Entries provided:
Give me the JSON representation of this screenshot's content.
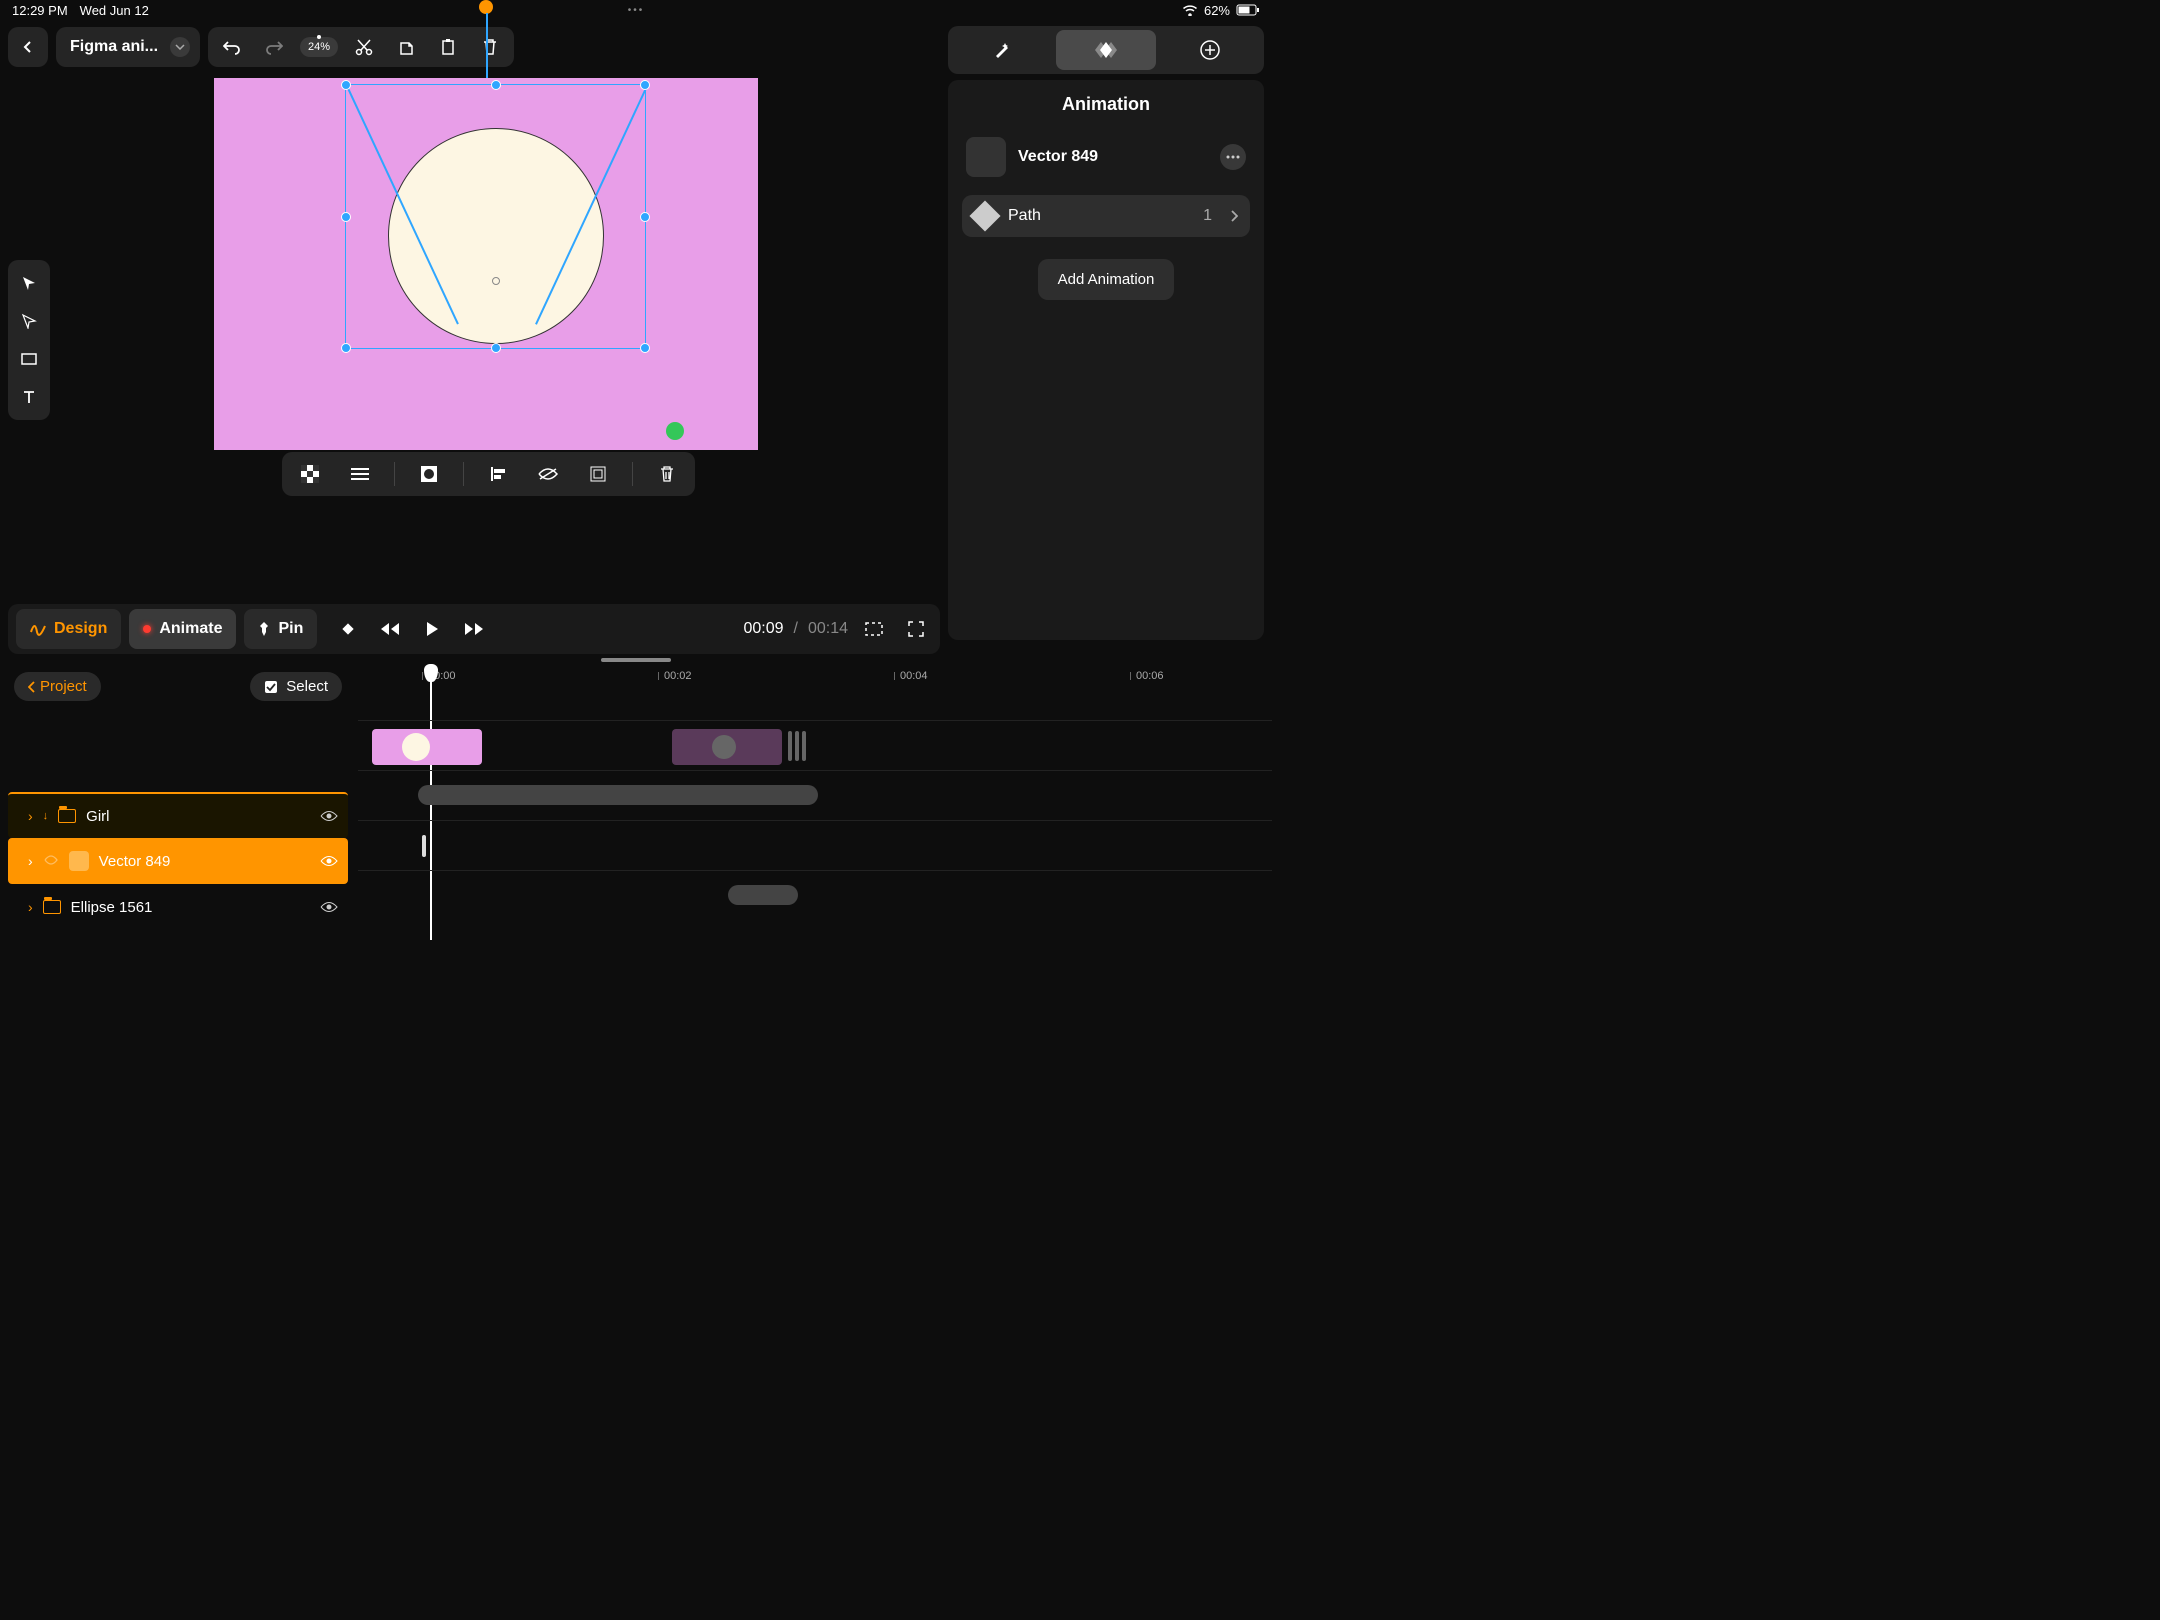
{
  "status": {
    "time": "12:29 PM",
    "date": "Wed Jun 12",
    "battery": "62%"
  },
  "toolbar": {
    "project_name": "Figma ani...",
    "zoom": "24%"
  },
  "right_panel": {
    "title": "Animation",
    "layer_name": "Vector 849",
    "attr_label": "Path",
    "attr_count": "1",
    "add_label": "Add Animation"
  },
  "mode_bar": {
    "design": "Design",
    "animate": "Animate",
    "pin": "Pin",
    "time_current": "00:09",
    "time_total": "00:14"
  },
  "timeline": {
    "back_label": "Project",
    "select_label": "Select",
    "ticks": [
      "00:00",
      "00:02",
      "00:04",
      "00:06"
    ]
  },
  "layers": {
    "girl": "Girl",
    "vector": "Vector 849",
    "ellipse": "Ellipse 1561"
  }
}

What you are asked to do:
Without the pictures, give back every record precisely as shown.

Answer for the task:
Give me the JSON representation of this screenshot's content.
{
  "status": {
    "time": "12:29 PM",
    "date": "Wed Jun 12",
    "battery": "62%"
  },
  "toolbar": {
    "project_name": "Figma ani...",
    "zoom": "24%"
  },
  "right_panel": {
    "title": "Animation",
    "layer_name": "Vector 849",
    "attr_label": "Path",
    "attr_count": "1",
    "add_label": "Add Animation"
  },
  "mode_bar": {
    "design": "Design",
    "animate": "Animate",
    "pin": "Pin",
    "time_current": "00:09",
    "time_total": "00:14"
  },
  "timeline": {
    "back_label": "Project",
    "select_label": "Select",
    "ticks": [
      "00:00",
      "00:02",
      "00:04",
      "00:06"
    ]
  },
  "layers": {
    "girl": "Girl",
    "vector": "Vector 849",
    "ellipse": "Ellipse 1561"
  }
}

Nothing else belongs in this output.